She pulls at the handle. Three springs. Double grip. Uncle Gordon’s contribution. She remembers wondering why he had a bat at the funeral. It no longer had sentimental value. Dad gave up cricket ten years earlier on the instructions of his cardiologist. But from the location of the bat, she remembers where her own bag landed. When the earth went on, it was about six inches away and propped up on a teddy and one of the photo albums. Charlotte attacks the side of the pit with more frenzied determination and there’s no need to remove the liberated soil, or waste time with piling and neatening. She knows how near it is.
A few dozen further frenzied prods, and clamped between her thumb and forefinger sits the corner of cellophane. She hacks it free. It slides more easily from the earth than anticipated, and on first inspection, and then when held up to the lights, but for paper shrapnel, the bag is empty. Has it slipped out? The bag is sealed. Has it biodegraded? Paper wouldn’t in a sealed bag. No worms or undesignated soil-dwellers appear to have burrowed in, and there’s no evidence of defecation. There would have been nothing for a mole or badger to sniff out but the fresh-ink odourlessness of her manuscript. Charlotte doesn’t pay any mind to a ghostly or supernatural hypothesis. She digs around to be certain there’s no mistake. There isn’t. Her first locked-room mystery. She wants to know the answer. She wants to know how it was done. She’d read on, whoever wrote it, to know.
She fills in the pit and stamps it down. She re-turfs the scalp. Not a bad job she thinks, as she stands back on a scene which appears passable as the petty luddite crimes of upstart rabbits and moles.
“First time Charlotte!”
“Hmmm . . . I wish you could tell what I did with it . . . and what I do now.”
“Nobody can Charlotte.”
The moon is out, and the pubs sound closed, and so she sets course under the canopy and between the hedgerows for home. Next time she’ll take a hammer and chisel to the library. “RIP, but not for too long” seems to her more profound as she pauses beneath the moon.

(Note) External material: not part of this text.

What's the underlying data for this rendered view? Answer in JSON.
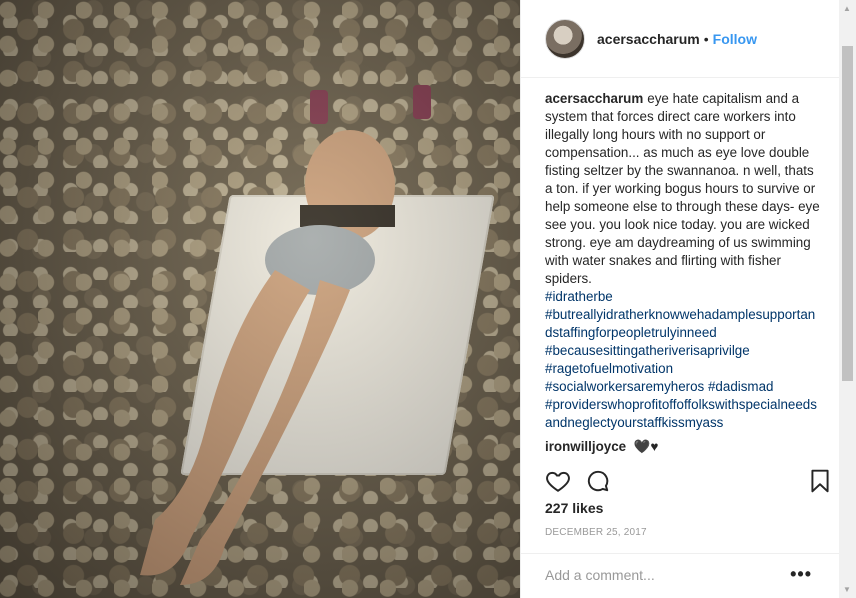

Joscelyn (Joss) Richards is a writer living in Manchester, U.K., with fiction published in the Manchester Anthology, RC Sheriff Prize and others. He completed a masters in English and Creative Writing from UoM and works as a freelance writer. He spends his weekends walking and cycling in the Pennines and Lake District with a notepad, putting the finishing touches on a short story collection and his debut novel.